Standing there looking up, it made me feel very small, like looking into space in my telescope.
It was a bitterly cold day in Manhattan. But, there I stood mesmerized. The buildings dwarfed everything around them that I saw — the Statue of Liberty, even the Brooklyn Bridge.
That was February of 2001.
Seven months later when I saw the Twin Towers for the last time I found the sight of them equally mesmerizing, but for a very different reason.
There is one searing memory from that day that I don’t believe time will ever erase from my mind.
I was in my bedroom. I was getting ready to walk my grandson, Bailey, then 5, to kindergarten. Sept. 11, 2001, started as an average day.
I was getting ready and Bailey was jumping on the bed.
The Today Show was on in the background. They came back from commercial and Katie Couric and Matt Laurer announced that something was amiss at one of the Twin Towers.
Minutes later we saw the second plane hit the next tower right there on the screen. As the commentators talked about the fact that it seemed America was under attack, I called my wife into the bedroom. I told her I had to get to work, that this was going to be something big that would need covering.
At that moment Bailey burst into tears ripping our attention from the TV. He jumped off the bed and grabbed my legs.
“Don’t go, grandpa. Don’t go,” he cried.
“Go where?” I asked him trying to pull him off my legs.
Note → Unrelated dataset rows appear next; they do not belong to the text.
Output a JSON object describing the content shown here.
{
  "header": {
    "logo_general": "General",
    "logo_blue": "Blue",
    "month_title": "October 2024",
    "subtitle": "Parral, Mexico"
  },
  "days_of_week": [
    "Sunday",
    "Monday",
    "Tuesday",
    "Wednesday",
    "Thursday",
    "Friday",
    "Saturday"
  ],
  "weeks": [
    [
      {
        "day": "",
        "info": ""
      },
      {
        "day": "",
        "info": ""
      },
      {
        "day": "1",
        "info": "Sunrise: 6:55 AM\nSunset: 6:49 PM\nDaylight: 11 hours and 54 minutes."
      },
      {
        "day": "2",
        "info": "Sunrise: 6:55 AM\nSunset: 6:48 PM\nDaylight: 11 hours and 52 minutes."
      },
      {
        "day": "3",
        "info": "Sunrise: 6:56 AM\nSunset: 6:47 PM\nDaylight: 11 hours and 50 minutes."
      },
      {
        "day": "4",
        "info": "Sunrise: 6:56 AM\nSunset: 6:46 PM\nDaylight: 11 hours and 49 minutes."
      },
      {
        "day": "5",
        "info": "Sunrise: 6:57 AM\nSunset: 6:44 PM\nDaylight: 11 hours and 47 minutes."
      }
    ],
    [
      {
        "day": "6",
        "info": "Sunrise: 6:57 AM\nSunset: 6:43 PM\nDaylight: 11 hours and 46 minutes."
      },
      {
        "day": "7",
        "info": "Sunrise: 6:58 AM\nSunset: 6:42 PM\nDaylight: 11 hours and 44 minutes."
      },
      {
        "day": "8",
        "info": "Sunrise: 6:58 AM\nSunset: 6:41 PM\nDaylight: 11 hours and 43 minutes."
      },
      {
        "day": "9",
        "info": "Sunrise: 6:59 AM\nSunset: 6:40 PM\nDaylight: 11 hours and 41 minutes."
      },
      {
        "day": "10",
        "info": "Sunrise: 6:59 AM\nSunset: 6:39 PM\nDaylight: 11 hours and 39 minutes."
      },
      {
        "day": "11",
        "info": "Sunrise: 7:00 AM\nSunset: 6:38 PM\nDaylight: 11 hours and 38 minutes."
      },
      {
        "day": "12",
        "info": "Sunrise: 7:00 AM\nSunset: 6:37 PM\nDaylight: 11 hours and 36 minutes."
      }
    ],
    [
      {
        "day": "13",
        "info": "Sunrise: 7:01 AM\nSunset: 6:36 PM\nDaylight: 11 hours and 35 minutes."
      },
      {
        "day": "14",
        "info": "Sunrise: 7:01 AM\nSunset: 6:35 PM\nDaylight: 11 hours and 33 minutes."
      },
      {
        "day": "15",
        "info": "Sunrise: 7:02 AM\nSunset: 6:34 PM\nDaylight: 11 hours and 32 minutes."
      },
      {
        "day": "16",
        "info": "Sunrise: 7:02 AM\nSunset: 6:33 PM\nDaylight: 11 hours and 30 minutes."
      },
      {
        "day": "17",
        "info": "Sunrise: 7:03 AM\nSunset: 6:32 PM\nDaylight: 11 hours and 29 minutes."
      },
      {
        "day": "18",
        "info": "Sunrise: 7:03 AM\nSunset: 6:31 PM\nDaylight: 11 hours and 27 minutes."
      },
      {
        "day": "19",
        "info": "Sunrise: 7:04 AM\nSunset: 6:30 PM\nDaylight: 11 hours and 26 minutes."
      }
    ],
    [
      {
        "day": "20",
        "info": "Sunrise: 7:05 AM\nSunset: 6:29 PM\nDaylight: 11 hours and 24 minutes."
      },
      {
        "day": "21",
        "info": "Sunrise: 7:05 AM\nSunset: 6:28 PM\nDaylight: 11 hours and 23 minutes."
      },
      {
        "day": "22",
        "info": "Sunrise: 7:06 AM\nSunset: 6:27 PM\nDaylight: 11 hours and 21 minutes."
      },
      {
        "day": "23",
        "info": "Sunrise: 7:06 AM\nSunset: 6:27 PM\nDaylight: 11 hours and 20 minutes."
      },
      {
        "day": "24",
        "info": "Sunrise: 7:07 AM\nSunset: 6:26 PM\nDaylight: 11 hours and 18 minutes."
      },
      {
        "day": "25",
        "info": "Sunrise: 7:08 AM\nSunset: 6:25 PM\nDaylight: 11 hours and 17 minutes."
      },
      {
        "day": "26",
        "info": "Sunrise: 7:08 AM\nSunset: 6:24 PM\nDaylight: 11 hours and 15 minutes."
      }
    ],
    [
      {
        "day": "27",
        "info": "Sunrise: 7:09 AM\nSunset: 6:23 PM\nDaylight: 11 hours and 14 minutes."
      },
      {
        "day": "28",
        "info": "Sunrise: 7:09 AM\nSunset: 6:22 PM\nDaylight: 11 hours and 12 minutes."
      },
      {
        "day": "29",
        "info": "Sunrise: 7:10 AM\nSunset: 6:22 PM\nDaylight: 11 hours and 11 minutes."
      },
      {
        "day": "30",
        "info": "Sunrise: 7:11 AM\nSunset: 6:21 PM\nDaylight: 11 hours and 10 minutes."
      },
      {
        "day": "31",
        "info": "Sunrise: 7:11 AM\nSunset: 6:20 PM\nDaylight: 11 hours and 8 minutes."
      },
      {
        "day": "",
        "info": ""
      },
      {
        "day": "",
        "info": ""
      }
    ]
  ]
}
He held tight.
“Don’t go to New York,” he sobbed. “Don’t go where the news is. Don’t go to those buildings.”
He knew I’d been to New York earlier that year. He’d seen my photos of the Twin Towers.
It took several minutes to convince Bailey that I was not going to New York City. I explained I would cover the story from Peoria.
I was in tears as I left the house, that little guy standing in the doorway.
“You promised,” he said as I ran to the car.
At work I watched on TV as the Twin Towers fell.
I began calling people I knew in New York City. Some I got into contact with. Others I couldn’t reach.
Then word of the Pentagon attack surfaced. I talked to people in Washington, D.C.
Then came word that all air traffic was being grounded. I headed to the then Greater Peoria Airport and interviewed people being deposited there without much warning.
All the while a little boy’s cries reverberated through my brain.
I wrote stories. I answered calls. I took pictures. I attended hastily called church services that day. I attended street corner prayer vigils.
But, Bailey’s fear was always close. His fear was different from mine but we were both filed with fear.
I didn’t know who our enemy was. I just knew we had one and a devious one. I had been wrenched suddenly from my comfort zone as an American. In a span of just one day the whole world had changed.
Ten years later those feelings are still there. I am not totally comfortable as an American in the world we now find ourselves in. I’m fiercely proud to be an American, but I’m not in a place of total comfort.
The world has changed, and so have I. Bailey has changed. He is now 15, a sophomore in high school.
He is a tall, strong, courteous and friendly kid.
He does not remember his reaction to that terrible day. I’m thankful for that. But, more than anything else I remember his tears and the tears he brought to my eyes that day — a day of many tears.
DeWayne Bartels is news editor of the Woodford Times in Peoria, Il.